Ubuntu / Linux news and application reviews.

Valve released SteamOS Beta a few days ago as an early first-look public release. Based on Debian 7, the new operating system comes with a session called SteamOS which is a modified Big Picture mode that uses a custom SteamOS Compositor (based on xcompmgr) optimized for Steam and gaming, and some other tweaks.

If you want to run the official SteamOS session along with the custom SteamOS compositor in Ubuntu, you can easily do so by installing two packages. Once you install these packages, you'll be able to directly log in to the SteamOS session from the LightDM login screen.

This session is useful because it doesn't load a complete desktop environment so more resources are available for both Steam and games. However, since SteamOS is in its early development stages, so is this session, so expect to find bugs!

Here are some observations from my testing (please read!):
  • this session loads Steam in Big Picture mode and from my experience and from what I've read, Big Picture is pretty buggy on Linux so before using this, I suggest trying the Big Picture Mode from the Steam Linux client and see if it works on your hardware/drivers, if games run properly and so on;
  • the SteamOS session doesn't work if multiple monitors are plugged in. That means that even if a monitor is connected but disabled, the SteamOS session won't work and you'll get a black screen! To avoid this, make sure you boot with only one monitor connected or restart LightDM / logout after disconnecting a monitor.
  • to get a "Return to desktop" power menu option in the SteamOS session, in the Steam Big Picture interface settings select Interface > Enable access to the Linux desktop. In my test, selecting "Return to desktop" didn't work with Ubuntu 14.04 and 13.10 but it worked on 12.10 (and it also didn't work with SteamOS running in VirtualBox when logging in to the SteamOS session). So if it doesn't work for you, exit the session either by selecting "Shutdown" or "Restart" from the Steam Big Picture power menu or restart LightDM (press Ctrl + Alt + F1, login and type: "sudo service lightdm restart", then press Ctrl + Alt + F7 to return to the login screen).

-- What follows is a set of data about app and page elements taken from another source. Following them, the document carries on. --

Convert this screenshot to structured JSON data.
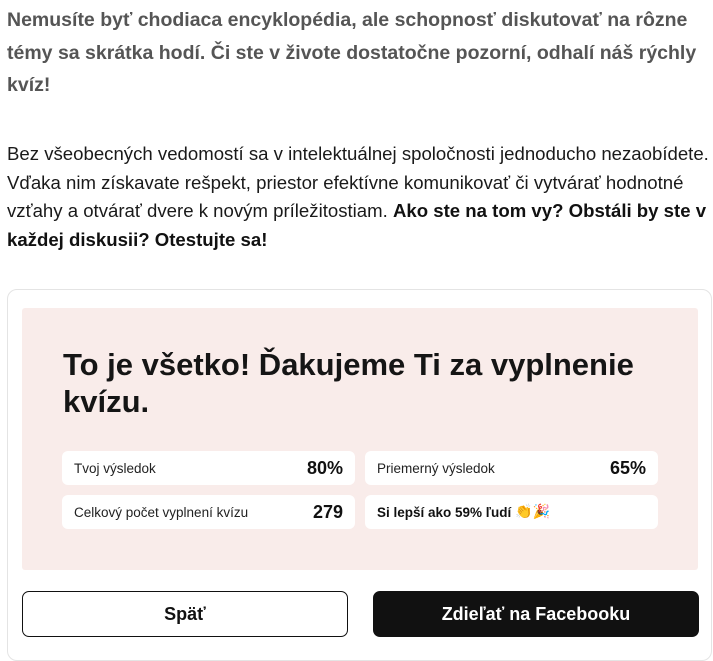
{
  "intro": {
    "text": "Nemusíte byť chodiaca encyklopédia, ale schopnosť diskutovať na rôzne témy sa skrátka hodí. Či ste v živote dostatočne pozorní, odhalí náš rýchly kvíz!"
  },
  "body": {
    "text": "Bez všeobecných vedomostí sa v intelektuálnej spoločnosti jednoducho nezaobídete. Vďaka nim získavate rešpekt, priestor efektívne komunikovať či vytvárať hodnotné vzťahy a otvárať dvere k novým príležitostiam. ",
    "bold": "Ako ste na tom vy? Obstáli by ste v každej diskusii? Otestujte sa!"
  },
  "result": {
    "title": "To je všetko! Ďakujeme Ti za vyplnenie kvízu.",
    "your_score_label": "Tvoj výsledok",
    "your_score_value": "80%",
    "avg_score_label": "Priemerný výsledok",
    "avg_score_value": "65%",
    "total_label": "Celkový počet vyplnení kvízu",
    "total_value": "279",
    "better_than": "Si lepší ako 59% ľudí",
    "better_emoji": "👏🎉"
  },
  "buttons": {
    "back": "Späť",
    "share": "Zdieľať na Facebooku"
  }
}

Tip: if you only want to run the "SteamOS" mode without having a session for it in the login screen, without the SteamOS compositor and so on, you can simply run the Steam client using the following command: "steam -steamos -tenfoot" and you'll get the SteamOS interface running on your desktop (for this to work, make sure your Steam for Linux client is up to date).

Install SteamOS session in Ubuntu

1. Firstly, install the Steam Linux client if you haven't already (you can install it via Ubuntu Software Center or by downloading the deb from its website). Also, make sure your Steam Linux client is up to date: Steam > Check for Steam Client Updates

2. To be able to use the SteamOS session in Ubuntu, you need two packages:
  • SteamOS Compositor (includes the Compositor obviously and the actual session);
  • SteamOS Modeswitch Inhibitor (even though the SteamOS Compositor deb doesn't depend on this package, it is used in the session file so I suggest you install it.

Using the links above, download and install SteamOS Compositor and SteamOS Modeswitch Inhibitor for your architecture. Then, log out and select "SteamOS" from the login screen:

Removing the SteamOS session

If you want to revert the changes, simply remove the two installed packages:
sudo apt-get remove steamos-compositor steamos-modeswitch-inhibitor
And when you log out, the SteamOS session shouldn't be displayed any more.